by Frank Pauc
This first appeared in Frank’s blog on March 31, 2018. It is republished here with the author’s permission.
We blew the radiator on the Nissan. That happened only a mile away from Hays. Jeremiah noticed smoke when he looked in the rearview mirror. Then he saw that the temperature gauge was pegged on hot. We pulled over.
A tribal cop pulled up behind us. We popped open the hood. Steam billowed out as I lifted it up. The cop looked inside, and said, “Oh yeah, you blew the radiator. Hopefully, you didn’t fry the engine.”
All the other vehicles were already parked up at the high school. Jeremiah got a ride there, and I stayed with the car and the cop. We had time on our hands, so we started a conversation.
Somehow or another, we began talking about the military. I told the officer about Hans’ experiences in Iraq. The cop had been deployed there too. I told the guy how Hans had been changed by his wartime experiences. Hans had come home comfortable with violence.
The cop nodded. He told me, “I came back an asshole. I would go looking for violence because I missed it. I would go to bars and steal away girls from their boyfriends, just so I could fight them.”
That sounded about right. Hans came back looking for the adrenaline rush. He used to go skydiving, and he rode a Kawasaki crotch rocket for a while. Hans was no stranger to dangerous activities. Soldiers come home from our wars, and they have no way to readjust to civilian life. In some ways, they never readjust.
I rode in the squad car with the cop. I told him what Hans told me about fighting drugged-out Iraqis, how he would empty an entire thirty-round magazine into some guy and the Iraqi wouldn’t even slow down his attack.

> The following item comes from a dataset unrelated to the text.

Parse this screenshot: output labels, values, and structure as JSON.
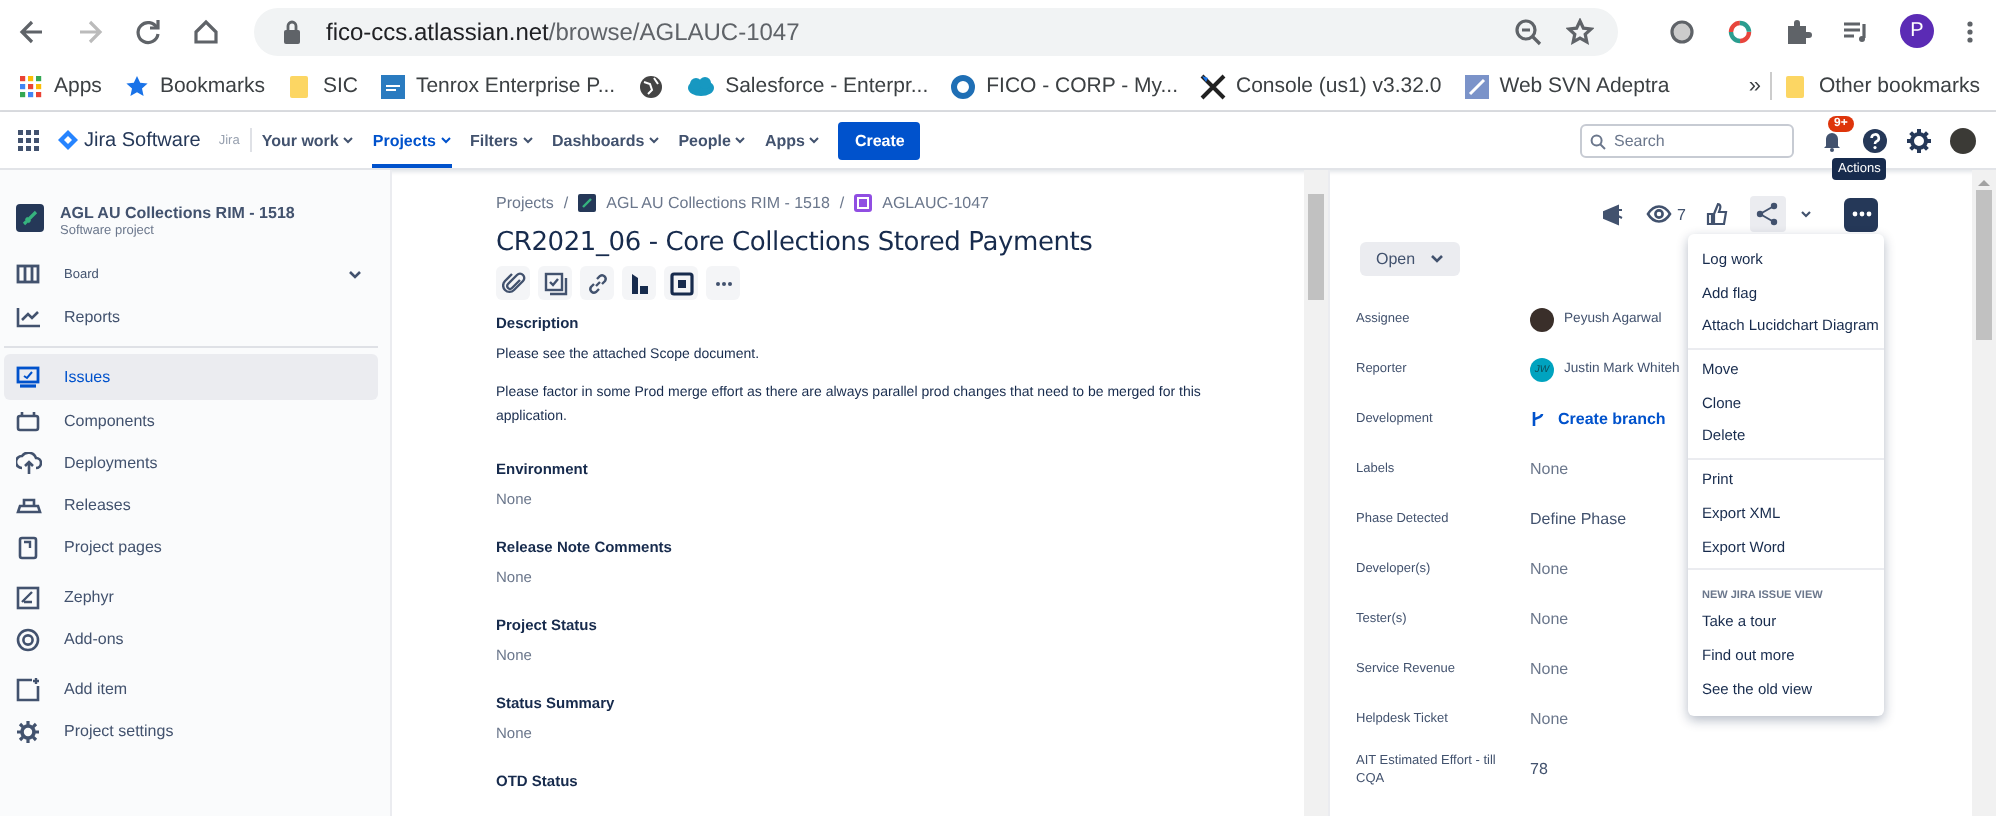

The cop told me an almost identical story. In a way, I was relieved to know that Hans was telling me the truth, but the story was still appalling. The policeman told me some other horrendous tales. They were fascinating in a twisted sort of way. I didn’t doubt any of them. I told the cop that Hans does everything to excess: he drinks too much, smokes too much, and works too much.
The cop smiled and told me that he already had one hundred hours logged in his current, two-week pay period. He said to me, “I always answer a call. Some guys won’t answer a call. Some will say no. I always go into work.”
That sounds like Hans. He worked eighty hours a week ago. Hans starts his day with a Red Bull and a Pall Mall. The cop does the same thing. In fact, he was smoking and chugging a Monster while we were conversing.
I am meeting a lot of veterans as I visit different reservations. They all remind me of our redneck son.